PATTERSON/LEE STRUGGLE: What kind of hold do the Mavs have on Courtney Lee and Patrick Patterson? Lee entered Tuesday’s game having missed 24 of his previous 30 shots against Dallas. He went 4-for-13 Tuesday, which can be sadly regarded as improvement. Patterson, coming off a career game of 24 points against the Kings Monday, went 1-for-7 in 20 minutes against the Mavs. This coming after Saturday’s outing versus Dallas in Houston, when he missed all seven of his field-goal attempts in 14 minutes.
DALEMBERT DISAPPOINTS: In a game in which backup Marcus Camby’s effectiveness was far from certain due to an ailing wrist, the Rockets needed a big game from Samuel Dalembert. Didn’t happen. In no foul trouble, Dalembert only played 16 minutes, missing his only shot from the field and recording little more than seven rebounds. Camby (4 points, 4 rebounds, 2 assists in 17 minutes) played better than expected with his injury, but it wasn’t enough as Dallas’ center tandem of Ian Mahinmi and Brendan Wright combined for 17 points and 10 rebounds, not great but more than enough to outdo Houston’s bigs.
WHAT DOES THIS MEAN?:I get the feeling the Rockets should be better than they are. There is talent on this team. The mistakes they make are ones often caused by their own actions, not by other teams. They panic when teams make runs. They can lose sight of the things that get them leads and advantages. Their defense should be better, which speaks to a team concept because individually they are strong with the likes of Samuel Dalembert, Chandler Parsons, Courtney Lee, Marcus Camby and Patrick Patterson. Their offense seems scattered, if without direction, and they have no go-to play, player, anything. They seem to just go by the flow of the game, and you can’t do that in this league. Some will say the absences of Kyle Lowry and Kevin Martin hurt, and I understand that as far as depth, but the Rockets are better off and more potent with Lowry not taking minutes away from the spectacular Goran Dragic and Martin being as far away from the team as possible.

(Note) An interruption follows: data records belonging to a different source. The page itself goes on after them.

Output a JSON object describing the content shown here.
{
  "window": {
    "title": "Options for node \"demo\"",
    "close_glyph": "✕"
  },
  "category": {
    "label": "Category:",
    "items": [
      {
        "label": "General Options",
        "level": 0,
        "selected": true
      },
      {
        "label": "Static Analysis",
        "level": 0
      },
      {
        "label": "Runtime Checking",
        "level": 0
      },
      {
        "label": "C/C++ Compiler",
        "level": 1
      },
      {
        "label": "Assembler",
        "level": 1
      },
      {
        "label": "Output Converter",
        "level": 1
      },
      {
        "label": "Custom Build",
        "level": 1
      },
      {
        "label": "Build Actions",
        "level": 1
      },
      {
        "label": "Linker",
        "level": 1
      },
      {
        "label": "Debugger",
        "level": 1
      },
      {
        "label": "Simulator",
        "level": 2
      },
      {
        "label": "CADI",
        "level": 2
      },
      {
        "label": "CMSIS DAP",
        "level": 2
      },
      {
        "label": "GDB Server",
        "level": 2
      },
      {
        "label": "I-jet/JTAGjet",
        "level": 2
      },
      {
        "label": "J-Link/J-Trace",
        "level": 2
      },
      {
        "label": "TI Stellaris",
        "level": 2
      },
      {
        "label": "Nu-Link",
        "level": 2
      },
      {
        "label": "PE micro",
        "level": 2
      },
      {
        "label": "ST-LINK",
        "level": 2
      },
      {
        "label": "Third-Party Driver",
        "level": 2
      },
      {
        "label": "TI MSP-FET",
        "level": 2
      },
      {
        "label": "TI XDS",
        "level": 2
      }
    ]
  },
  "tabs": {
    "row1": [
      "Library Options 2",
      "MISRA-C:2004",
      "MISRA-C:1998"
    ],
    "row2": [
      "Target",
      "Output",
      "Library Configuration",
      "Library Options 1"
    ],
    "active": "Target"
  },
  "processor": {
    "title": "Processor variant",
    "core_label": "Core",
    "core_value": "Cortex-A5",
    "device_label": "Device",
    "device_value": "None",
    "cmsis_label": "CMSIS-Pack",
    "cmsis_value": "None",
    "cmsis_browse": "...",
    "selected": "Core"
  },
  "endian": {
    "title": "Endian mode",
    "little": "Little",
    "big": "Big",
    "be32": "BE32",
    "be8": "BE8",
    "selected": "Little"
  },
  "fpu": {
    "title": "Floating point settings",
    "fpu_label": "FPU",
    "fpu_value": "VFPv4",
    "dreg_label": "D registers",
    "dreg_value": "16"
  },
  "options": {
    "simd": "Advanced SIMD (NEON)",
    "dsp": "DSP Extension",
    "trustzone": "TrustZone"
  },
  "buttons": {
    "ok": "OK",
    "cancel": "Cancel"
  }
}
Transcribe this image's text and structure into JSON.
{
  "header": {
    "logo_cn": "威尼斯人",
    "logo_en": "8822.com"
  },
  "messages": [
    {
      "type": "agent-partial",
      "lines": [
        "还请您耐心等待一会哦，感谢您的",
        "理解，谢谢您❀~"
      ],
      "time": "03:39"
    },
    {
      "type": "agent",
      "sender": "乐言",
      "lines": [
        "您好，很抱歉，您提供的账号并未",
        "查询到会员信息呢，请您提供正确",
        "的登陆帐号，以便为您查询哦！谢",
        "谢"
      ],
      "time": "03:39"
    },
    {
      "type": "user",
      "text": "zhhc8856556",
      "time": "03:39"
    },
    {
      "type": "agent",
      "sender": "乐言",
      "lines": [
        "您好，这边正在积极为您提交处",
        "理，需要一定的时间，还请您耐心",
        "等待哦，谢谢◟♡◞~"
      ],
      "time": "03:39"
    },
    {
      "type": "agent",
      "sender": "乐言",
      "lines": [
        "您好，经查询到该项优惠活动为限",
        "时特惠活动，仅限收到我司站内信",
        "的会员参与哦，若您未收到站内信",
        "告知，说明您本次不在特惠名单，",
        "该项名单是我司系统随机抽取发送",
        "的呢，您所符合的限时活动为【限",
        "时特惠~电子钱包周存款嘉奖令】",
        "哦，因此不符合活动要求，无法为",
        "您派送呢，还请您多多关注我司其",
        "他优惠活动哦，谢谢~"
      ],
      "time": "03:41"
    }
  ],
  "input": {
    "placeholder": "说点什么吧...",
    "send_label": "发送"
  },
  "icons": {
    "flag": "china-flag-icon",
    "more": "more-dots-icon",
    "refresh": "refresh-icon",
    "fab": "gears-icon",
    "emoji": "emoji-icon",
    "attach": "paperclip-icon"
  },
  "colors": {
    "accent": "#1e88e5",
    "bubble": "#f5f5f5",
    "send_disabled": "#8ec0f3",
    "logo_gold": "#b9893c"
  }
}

I think we can write off the Rockets getting homecourt advantage in the first round, should they make the playoffs. Right now they should be gunning for the seventh seed, because they have a better chance of advancing against the Spurs than they do against Oklahoma City. Either way they’re fixing to embark on absolutely brutal stretch: versus Memphis on Friday, versus Indiana Sunday, at Chicago Monday, at the Lakers next Friday, and at the apparently tough Sacramento Kings next Sunday.